And so, our prayer begins to change into music. That is to say, it is no longer monotonous and boring, but now it is full of images and thoughts. And when the grace of God permits, it is also filled with supernatural illuminations and inspirations.
There is one more thing needed to have really great music or to have a prayer that is even more profound and intimate: the melody that the heart sings. When playing the guitar, a voice is needed to interpret the song. When praying the Rosary, it is the song of our heart, as we place our own life before God, to the tempo of the prayers and meditations.
It is this song of the heart that allows us to enter into the mysteries of the Rosary: For my sake, you were scourged, and it was I who struck you. Forgive me! You have ascended into Heaven, Lord. I long for You, I for your kingdom, my true homeland.
In contemplation, the person praying sees the mysteries pass before his eyes, and at the same time, he abides in particular affections or movements of the heart before God. The one who prays sings the song of his own life, in which naturally there can arise specific desires:
You wanted to be the son of a human Mother; help my sick mother! You were crowned with thorns; help me in this financial difficulty which I can’t get out of my head. You sent the Holy Spirit; without You, I don’t have the courage or the strength to make a good decision.
With this understanding, the following tips can help those who pray the Rosary move from vocal prayer to meditation to inner contemplation:
1) Schedule the time
Our schedule is full of appointments. More or less consciously, we also plan out the time we’re going to need for each task or appointment. Sometimes it is good to set aside 20 or 30 minutes to pray the Rosary and write it down on the schedule. This appointment with Jesus and Mary is then just as important as all the other ones planned.
For all of us, it is possible to set aside a time to pray the Rosary, at first, once, twice or three times a week. Over time and this is the goal it will be easier to find a time to pray the Rosary daily.
2) Don’t rush
We can learn a lesson about prayer by observing people in love. During a romantic candlelit dinner, no one would be constantly looking at the clock, or choking down their food, or leaving the desert to one side to finish as quickly as possible. Rather, a romantic meal is stretched out, maybe lingering for an hour to sip a cocktail, and enjoying every moment spent together. So it is with praying the Rosary.
It shouldn’t be treated as sets of Hail Mary’s to be performed as if one were lifting weights. I can spend time lingering on a thought. I can also break away from it. I can, principally at the beginning, simply be peaceful. If I keep this peaceful attitude and an awareness of how important this 20-minute appointment is, then I will have prayed well. It will have been a good prayer because my will is focused on pleasing the Beloved and not myself.
3) Savor the experience
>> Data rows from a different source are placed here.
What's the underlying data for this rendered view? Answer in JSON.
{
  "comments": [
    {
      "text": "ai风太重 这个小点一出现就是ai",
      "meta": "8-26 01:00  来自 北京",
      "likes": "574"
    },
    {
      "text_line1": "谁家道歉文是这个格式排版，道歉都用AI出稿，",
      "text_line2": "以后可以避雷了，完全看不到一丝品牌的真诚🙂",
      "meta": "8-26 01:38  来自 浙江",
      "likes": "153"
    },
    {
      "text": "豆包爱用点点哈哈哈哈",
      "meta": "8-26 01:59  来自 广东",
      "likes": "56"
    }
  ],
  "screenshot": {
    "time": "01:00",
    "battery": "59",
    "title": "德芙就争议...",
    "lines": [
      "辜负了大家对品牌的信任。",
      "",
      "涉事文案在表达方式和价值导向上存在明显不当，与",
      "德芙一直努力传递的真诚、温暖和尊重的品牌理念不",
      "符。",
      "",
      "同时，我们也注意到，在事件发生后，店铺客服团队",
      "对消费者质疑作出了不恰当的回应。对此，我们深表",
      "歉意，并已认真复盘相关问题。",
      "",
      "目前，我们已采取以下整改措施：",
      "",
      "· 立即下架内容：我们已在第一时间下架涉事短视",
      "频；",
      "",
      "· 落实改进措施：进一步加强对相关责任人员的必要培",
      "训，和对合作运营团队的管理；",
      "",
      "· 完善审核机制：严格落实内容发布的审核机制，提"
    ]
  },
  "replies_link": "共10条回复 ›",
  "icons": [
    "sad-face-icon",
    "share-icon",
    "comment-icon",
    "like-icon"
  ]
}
Saint Ignatius recommends what’s called the third form of prayer, which consists in adjusting the words to the rhythm of one’s own breathing. Often it is sufficient in praying the Rosary to briefly pause between the mysteries and to remember that Jesus and Mary are looking at me full of joy and love, recognizing with gratitude that I am like a little child babbling words every so often to in some way affirm that I love God. To do this, it can be useful to pause and take a few breaths before resuming vocal prayer.